Gambling is an activity whereby a person or group of people place bets on events that can have a positive outcome or a negative one. Events can include anything from football matches to scratchcards. People gamble for a number of reasons, but generally they do it for social, financial or entertainment purposes. People also do it to escape from daily life or to relieve stress. However, if it becomes habitual, it can lead to a lot of debt and can damage family relationships.

There are various ways of stopping gambling, including limiting the amount spent, blocking websites and apps, using credit cards that have someone else in charge of them, closing online betting accounts, having a friend or trusted colleague keep track of spending, and only keeping a small amount of cash on you. There are also many support groups, such as Gamblers Anonymous, where you can find a sponsor who has gone through the same experience and can help you through difficult times.
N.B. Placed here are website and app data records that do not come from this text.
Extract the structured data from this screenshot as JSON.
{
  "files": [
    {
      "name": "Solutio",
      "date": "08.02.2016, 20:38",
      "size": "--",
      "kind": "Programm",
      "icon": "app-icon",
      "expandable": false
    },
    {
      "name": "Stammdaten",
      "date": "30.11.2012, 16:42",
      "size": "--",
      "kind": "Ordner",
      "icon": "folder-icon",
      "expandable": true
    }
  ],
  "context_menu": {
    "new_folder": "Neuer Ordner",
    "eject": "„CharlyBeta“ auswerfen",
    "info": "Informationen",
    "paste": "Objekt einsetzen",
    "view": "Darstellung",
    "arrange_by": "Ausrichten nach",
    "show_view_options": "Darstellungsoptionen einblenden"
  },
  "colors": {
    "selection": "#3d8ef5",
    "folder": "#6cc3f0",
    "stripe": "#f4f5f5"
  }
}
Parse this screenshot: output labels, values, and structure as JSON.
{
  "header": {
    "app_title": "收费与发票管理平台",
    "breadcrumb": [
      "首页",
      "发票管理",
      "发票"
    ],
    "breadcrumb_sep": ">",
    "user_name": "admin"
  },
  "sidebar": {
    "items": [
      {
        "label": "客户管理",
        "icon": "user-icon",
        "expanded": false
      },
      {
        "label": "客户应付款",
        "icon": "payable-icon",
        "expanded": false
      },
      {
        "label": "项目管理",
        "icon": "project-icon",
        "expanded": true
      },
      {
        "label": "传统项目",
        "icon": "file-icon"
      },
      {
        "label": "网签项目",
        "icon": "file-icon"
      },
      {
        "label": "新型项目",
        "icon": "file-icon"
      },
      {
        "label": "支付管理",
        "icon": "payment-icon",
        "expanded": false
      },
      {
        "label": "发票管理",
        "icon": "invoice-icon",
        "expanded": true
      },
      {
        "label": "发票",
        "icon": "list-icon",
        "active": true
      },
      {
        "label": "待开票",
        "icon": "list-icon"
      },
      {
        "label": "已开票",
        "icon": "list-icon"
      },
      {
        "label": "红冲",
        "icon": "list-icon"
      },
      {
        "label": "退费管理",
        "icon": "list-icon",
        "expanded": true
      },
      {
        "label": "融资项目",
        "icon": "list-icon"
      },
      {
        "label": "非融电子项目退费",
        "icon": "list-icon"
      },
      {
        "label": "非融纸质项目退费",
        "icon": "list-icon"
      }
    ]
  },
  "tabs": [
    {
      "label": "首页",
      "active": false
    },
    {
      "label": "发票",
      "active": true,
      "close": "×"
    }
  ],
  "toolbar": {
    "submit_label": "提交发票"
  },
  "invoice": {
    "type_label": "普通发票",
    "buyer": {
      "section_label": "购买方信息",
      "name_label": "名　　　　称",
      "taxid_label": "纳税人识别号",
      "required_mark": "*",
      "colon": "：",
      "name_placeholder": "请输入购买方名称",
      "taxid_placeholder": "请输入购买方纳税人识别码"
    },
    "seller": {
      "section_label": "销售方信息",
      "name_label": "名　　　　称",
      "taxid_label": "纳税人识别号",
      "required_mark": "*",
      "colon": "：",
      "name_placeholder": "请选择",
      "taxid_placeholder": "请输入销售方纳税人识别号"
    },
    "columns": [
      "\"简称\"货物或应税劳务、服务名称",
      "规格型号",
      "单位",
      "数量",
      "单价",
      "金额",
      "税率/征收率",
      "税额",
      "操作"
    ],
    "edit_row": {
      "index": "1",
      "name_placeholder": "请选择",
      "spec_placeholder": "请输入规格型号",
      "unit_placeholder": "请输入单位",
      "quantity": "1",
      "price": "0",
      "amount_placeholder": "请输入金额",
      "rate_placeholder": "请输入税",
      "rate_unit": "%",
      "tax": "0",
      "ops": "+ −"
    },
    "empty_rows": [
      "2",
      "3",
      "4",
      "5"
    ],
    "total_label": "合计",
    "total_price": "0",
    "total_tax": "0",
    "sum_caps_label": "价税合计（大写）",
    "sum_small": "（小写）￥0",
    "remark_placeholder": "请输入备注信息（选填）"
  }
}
Whether you’re in a twinkly casino or on the floor of an online slot machine, your brain is wired to seek rewards. When you win, your body releases a chemical called dopamine, and this can cause you to continue to gamble. However, problem gambling can change the reward pathway in your brain and make you feel addicted to losing.

Gambling has many negative and harmful effects, but it also has some benefits. These are called ‘intangible’ impacts because they are not measurable in monetary terms. They are mainly observed at the individual, interpersonal and society/community levels.